The idea behind the mix was to incorporate older Minimal Wave and synth tracks into a techno set. It's what I've been doing in my DJ sets, and now that I'm transitioning out of using Ableton Live and going back to basics, I'm realising that lots of those old tracks benefitted from Ableton and its beatmapping function. The analog drum machines and old synths of the '80s naturally fall out of sync so being able to beatmap, export and sync them with new music is great. Anyways, through this mix, I aim to bridge the old industrial and wave sounds I love with my other love, underground techno. There are many similarities between the two so weaving them together in a way that informs the other is fresh and exciting to me.
As we've seen with Minimal Wave and labels like Dark Entries, there's a seemingly inexhaustible amount of unheard amazing bands and bedroom producers from the '80s. How do you explain this? And are we anywhere near the bottom of the well?
The advent of all these semi-portable analog synthesisers, drum machines and of course the invention of the Tascam four-track recorder in 1979 changed everything. Musicians and non-musicians alike were making music at home. Many of these artists did it just for fun. As time goes by and the internet brings these small underground pockets from around the world closer together, more people and recordings come out of the woodwork. It feels pretty endless to me. Also, as more and more records are released, artists who would've looked back at what they referred to as the "junk" they recorded in their bedrooms when they were 16 are now seeing that this sort of music is actually celebrated.

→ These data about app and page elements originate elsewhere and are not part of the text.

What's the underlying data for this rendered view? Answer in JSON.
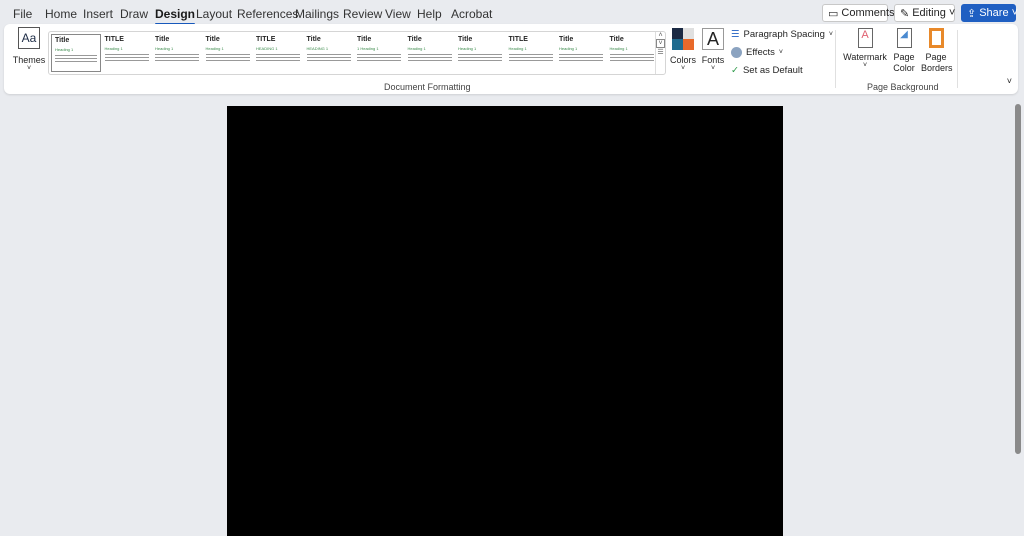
{
  "menu": {
    "tabs": [
      "File",
      "Home",
      "Insert",
      "Draw",
      "Design",
      "Layout",
      "References",
      "Mailings",
      "Review",
      "View",
      "Help",
      "Acrobat"
    ],
    "active": "Design"
  },
  "top_buttons": {
    "comments": "Comments",
    "editing": "Editing",
    "share": "Share"
  },
  "ribbon": {
    "themes_label": "Themes",
    "themes_icon_text": "Aa",
    "style_set_thumbs": [
      {
        "title": "Title",
        "heading": "Heading 1"
      },
      {
        "title": "TITLE",
        "heading": "Heading 1"
      },
      {
        "title": "Title",
        "heading": "Heading 1"
      },
      {
        "title": "Title",
        "heading": "Heading 1"
      },
      {
        "title": "TITLE",
        "heading": "HEADING 1"
      },
      {
        "title": "Title",
        "heading": "HEADING 1"
      },
      {
        "title": "Title",
        "heading": "1 Heading 1"
      },
      {
        "title": "Title",
        "heading": "Heading 1"
      },
      {
        "title": "Title",
        "heading": "Heading 1"
      },
      {
        "title": "TITLE",
        "heading": "Heading 1"
      },
      {
        "title": "Title",
        "heading": "Heading 1"
      },
      {
        "title": "Title",
        "heading": "Heading 1"
      }
    ],
    "colors_label": "Colors",
    "fonts_label": "Fonts",
    "fonts_icon_text": "A",
    "paragraph_spacing": "Paragraph Spacing",
    "effects": "Effects",
    "set_default": "Set as Default",
    "group_document_formatting": "Document Formatting",
    "watermark": "Watermark",
    "page_color": "Page Color",
    "page_borders": "Page Borders",
    "group_page_background": "Page Background",
    "colors": {
      "accent": "#185abd",
      "swatch": [
        "#1b2a44",
        "#e0e0e0",
        "#1f6b8e",
        "#e8692a"
      ]
    }
  }
}
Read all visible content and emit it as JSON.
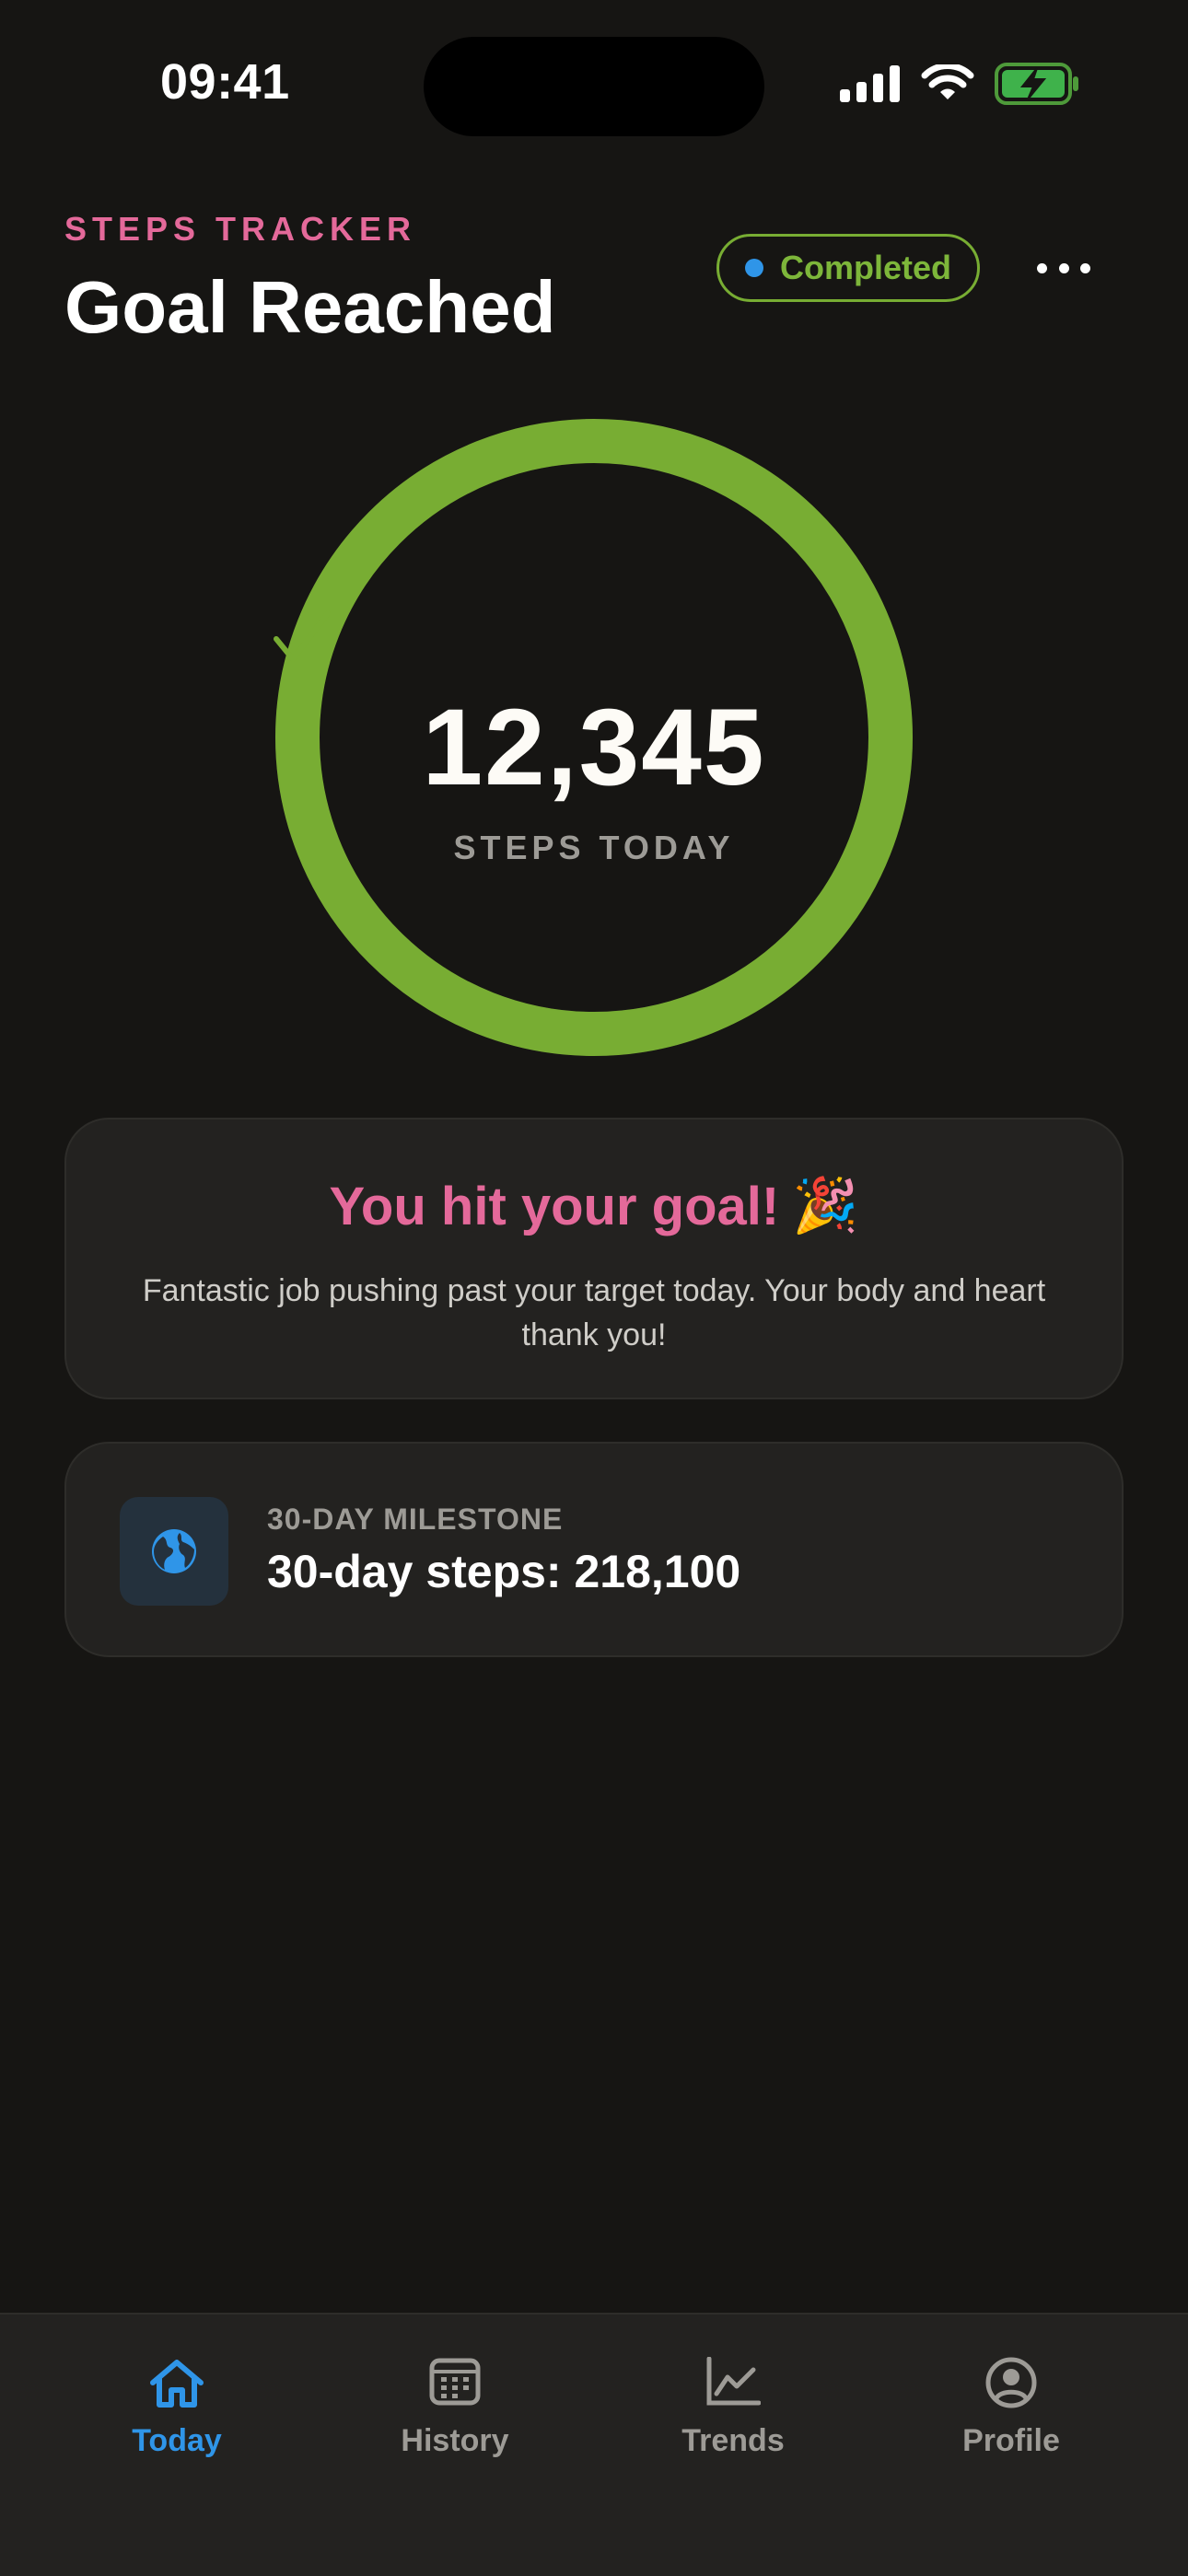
{
  "status_bar": {
    "time": "09:41"
  },
  "header": {
    "eyebrow": "STEPS TRACKER",
    "title": "Goal Reached",
    "status_pill": "Completed"
  },
  "progress": {
    "value": "12,345",
    "label": "STEPS TODAY",
    "fraction_complete": 1.0
  },
  "goal_card": {
    "title": "You hit your goal!",
    "emoji": "🎉",
    "message": "Fantastic job pushing past your target today. Your body and heart thank you!"
  },
  "milestone_card": {
    "eyebrow": "30-DAY MILESTONE",
    "value": "30-day steps: 218,100",
    "icon": "globe-icon"
  },
  "tabbar": {
    "items": [
      {
        "label": "Today",
        "icon": "home-icon",
        "active": true
      },
      {
        "label": "History",
        "icon": "calendar-icon",
        "active": false
      },
      {
        "label": "Trends",
        "icon": "chart-icon",
        "active": false
      },
      {
        "label": "Profile",
        "icon": "user-icon",
        "active": false
      }
    ]
  },
  "colors": {
    "background": "#161513",
    "accent_pink": "#e4699a",
    "ring_green": "#78ad33",
    "active_blue": "#2f95e8",
    "card": "#232220"
  }
}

They finally feel comfortable dusting off and transferring their tapes.
You recorded your solo debut, In Silhouette, back in 2004 as part of a "sonic diary of daily adventures," with no intention of releasing it. As someone who has championed so many lesser-known old and new acts, where does your personal studio process fit into that? Can we expect to hear more?
I always felt like a hobbyist when it came to music, even though I studied and played piano as a child. For me, making music without an end point in mind made the most sense. The process was what interested me. I recorded many tracks over the years, these "sonic diaries," especially over the four-year period leading up to 2005, the year I founded the label. Then I left them there. There's definitely a link between my music and the bands I have released as I can identify with them. They made music from the heart, they weren't in it to be known. As far as another release, yes that will come for sure. It's just a question of time.
What are you up to next?
Next week, I will start work on the plans for my live set which will debut at Primavera Sound in Barcelona on June 1st. I will be incorporating the old analog drum machines and synthesisers as well as bass guitar and my voice. I also plan to use my original recordings as source material. In a way, I will be picking up where I left off in 2005 through the process of producing this live set. I'm very excited to create and explore this new medium for myself in terms of performing and bringing it to the stage.